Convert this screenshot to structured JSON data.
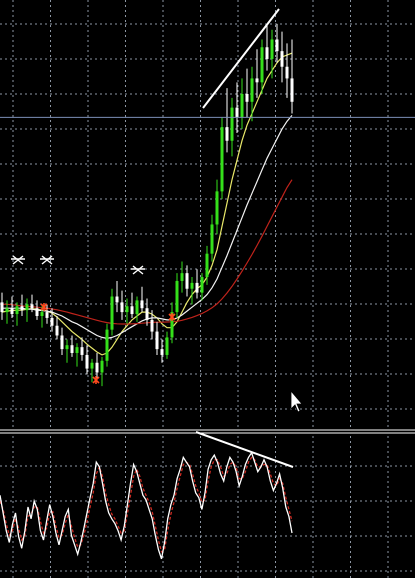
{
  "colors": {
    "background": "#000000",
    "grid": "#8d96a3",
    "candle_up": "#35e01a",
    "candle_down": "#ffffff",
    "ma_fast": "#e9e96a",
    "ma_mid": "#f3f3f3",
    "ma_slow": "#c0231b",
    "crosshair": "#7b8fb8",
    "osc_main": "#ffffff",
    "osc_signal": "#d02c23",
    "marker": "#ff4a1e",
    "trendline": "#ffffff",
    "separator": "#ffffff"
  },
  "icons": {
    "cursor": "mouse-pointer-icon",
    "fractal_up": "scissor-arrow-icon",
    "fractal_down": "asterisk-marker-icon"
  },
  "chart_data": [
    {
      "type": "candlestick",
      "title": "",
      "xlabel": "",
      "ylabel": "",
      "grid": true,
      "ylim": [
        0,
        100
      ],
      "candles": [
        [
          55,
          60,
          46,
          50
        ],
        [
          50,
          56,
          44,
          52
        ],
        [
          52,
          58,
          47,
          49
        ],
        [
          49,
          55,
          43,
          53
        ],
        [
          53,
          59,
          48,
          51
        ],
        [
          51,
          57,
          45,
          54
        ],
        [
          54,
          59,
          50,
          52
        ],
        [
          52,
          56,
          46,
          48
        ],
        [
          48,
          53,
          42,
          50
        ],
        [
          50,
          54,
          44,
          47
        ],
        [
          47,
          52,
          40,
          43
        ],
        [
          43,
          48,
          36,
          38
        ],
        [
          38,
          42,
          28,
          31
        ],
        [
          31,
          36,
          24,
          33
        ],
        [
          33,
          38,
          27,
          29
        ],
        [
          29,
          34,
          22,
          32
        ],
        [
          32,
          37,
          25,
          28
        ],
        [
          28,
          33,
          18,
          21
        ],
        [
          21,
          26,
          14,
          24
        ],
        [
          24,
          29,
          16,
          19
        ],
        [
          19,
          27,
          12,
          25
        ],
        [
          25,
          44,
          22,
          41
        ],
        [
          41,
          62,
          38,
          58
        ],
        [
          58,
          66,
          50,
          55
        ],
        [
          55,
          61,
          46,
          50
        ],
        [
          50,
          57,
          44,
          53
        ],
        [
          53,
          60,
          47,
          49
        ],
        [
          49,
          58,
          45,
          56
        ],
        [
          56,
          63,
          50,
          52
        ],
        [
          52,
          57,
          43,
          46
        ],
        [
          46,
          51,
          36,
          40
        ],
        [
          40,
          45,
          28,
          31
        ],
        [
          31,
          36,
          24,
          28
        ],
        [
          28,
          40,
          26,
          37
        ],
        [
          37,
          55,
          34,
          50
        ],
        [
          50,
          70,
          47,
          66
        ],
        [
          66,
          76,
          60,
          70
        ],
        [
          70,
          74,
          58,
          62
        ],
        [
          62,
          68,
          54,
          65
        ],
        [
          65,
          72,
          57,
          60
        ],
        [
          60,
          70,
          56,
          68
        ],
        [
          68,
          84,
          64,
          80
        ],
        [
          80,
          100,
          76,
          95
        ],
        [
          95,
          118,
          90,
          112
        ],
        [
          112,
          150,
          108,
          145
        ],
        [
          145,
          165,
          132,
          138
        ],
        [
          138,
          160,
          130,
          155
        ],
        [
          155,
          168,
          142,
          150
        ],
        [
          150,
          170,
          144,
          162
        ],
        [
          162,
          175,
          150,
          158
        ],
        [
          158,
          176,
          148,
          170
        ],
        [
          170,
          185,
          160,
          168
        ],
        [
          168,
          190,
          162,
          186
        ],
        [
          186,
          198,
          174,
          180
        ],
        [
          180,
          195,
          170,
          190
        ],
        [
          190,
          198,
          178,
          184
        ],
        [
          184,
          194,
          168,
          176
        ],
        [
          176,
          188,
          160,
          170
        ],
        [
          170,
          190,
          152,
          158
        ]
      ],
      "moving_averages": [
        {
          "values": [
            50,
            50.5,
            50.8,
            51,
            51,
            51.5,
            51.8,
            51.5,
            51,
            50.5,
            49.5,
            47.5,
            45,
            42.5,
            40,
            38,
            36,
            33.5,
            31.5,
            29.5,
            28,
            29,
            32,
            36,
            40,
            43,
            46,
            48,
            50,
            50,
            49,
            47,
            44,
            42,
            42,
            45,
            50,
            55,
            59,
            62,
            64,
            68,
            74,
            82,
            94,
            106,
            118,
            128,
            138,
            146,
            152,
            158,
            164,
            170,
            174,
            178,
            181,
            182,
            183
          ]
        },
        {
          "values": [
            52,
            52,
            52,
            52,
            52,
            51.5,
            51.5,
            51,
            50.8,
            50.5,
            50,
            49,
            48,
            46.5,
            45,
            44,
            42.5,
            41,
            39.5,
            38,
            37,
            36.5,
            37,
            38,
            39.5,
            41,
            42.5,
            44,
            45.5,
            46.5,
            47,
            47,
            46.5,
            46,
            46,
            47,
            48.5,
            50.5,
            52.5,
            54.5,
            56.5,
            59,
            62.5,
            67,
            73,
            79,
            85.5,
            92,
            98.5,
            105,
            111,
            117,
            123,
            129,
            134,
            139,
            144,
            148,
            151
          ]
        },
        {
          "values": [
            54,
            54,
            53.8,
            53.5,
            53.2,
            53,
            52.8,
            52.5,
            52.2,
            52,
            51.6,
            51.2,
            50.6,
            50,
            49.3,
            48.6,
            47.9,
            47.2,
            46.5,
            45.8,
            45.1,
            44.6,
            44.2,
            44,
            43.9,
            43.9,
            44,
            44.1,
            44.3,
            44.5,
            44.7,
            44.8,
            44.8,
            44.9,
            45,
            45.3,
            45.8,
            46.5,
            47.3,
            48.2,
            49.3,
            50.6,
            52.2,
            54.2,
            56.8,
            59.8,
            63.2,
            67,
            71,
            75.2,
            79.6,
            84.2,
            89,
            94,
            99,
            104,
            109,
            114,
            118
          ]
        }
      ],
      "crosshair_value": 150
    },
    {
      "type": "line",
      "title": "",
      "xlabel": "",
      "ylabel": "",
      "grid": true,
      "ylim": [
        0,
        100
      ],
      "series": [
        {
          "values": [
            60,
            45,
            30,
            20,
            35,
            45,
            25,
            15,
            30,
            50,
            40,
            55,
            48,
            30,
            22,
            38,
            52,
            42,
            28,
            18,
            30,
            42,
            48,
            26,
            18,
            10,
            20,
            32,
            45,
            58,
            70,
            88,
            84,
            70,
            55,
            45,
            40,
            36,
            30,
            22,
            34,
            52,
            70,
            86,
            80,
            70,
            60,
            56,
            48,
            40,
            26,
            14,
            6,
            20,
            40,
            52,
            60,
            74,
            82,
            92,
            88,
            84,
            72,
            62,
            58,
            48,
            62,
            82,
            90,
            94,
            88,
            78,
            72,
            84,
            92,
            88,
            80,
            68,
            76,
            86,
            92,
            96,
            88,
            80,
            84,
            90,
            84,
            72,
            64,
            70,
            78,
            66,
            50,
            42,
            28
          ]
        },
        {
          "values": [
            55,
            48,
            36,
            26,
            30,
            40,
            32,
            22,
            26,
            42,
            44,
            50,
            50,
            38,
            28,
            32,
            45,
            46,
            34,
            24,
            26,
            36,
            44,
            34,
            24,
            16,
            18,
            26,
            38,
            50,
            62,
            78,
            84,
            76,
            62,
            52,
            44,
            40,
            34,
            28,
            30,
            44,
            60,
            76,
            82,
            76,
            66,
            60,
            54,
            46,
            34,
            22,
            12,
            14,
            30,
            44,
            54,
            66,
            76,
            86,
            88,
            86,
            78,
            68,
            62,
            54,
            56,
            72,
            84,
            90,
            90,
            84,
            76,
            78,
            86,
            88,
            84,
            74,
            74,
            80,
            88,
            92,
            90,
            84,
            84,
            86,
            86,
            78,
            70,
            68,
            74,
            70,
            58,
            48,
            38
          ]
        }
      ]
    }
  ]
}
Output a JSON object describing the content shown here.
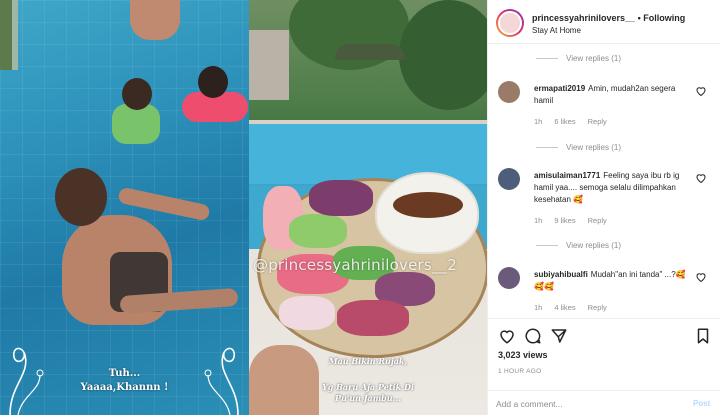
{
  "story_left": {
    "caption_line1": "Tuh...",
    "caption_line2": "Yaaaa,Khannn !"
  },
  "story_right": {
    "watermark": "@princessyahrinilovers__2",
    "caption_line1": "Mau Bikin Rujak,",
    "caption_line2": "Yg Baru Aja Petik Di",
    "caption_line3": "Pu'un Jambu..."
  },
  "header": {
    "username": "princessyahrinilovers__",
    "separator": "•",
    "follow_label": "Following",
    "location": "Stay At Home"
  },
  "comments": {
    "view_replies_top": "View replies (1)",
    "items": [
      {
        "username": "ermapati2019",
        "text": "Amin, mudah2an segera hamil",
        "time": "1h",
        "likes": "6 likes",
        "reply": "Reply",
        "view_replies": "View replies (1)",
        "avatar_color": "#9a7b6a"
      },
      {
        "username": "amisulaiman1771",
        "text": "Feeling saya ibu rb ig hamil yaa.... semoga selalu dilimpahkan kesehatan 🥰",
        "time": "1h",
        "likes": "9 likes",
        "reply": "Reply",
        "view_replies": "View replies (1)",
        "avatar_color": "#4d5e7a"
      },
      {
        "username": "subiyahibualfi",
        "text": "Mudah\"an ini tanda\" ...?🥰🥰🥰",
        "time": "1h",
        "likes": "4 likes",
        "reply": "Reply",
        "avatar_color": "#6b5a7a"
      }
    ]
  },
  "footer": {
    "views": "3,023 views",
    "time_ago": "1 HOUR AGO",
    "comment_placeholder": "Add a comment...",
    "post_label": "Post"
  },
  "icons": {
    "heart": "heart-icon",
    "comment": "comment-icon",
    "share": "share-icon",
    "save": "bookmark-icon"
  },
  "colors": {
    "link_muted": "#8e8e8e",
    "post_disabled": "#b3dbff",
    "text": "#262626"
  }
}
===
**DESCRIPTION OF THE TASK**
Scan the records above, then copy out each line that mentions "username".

**YOUR RESPONSE**
    "username": "princessyahrinilovers__",
        "username": "ermapati2019",
        "username": "amisulaiman1771",
        "username": "subiyahibualfi",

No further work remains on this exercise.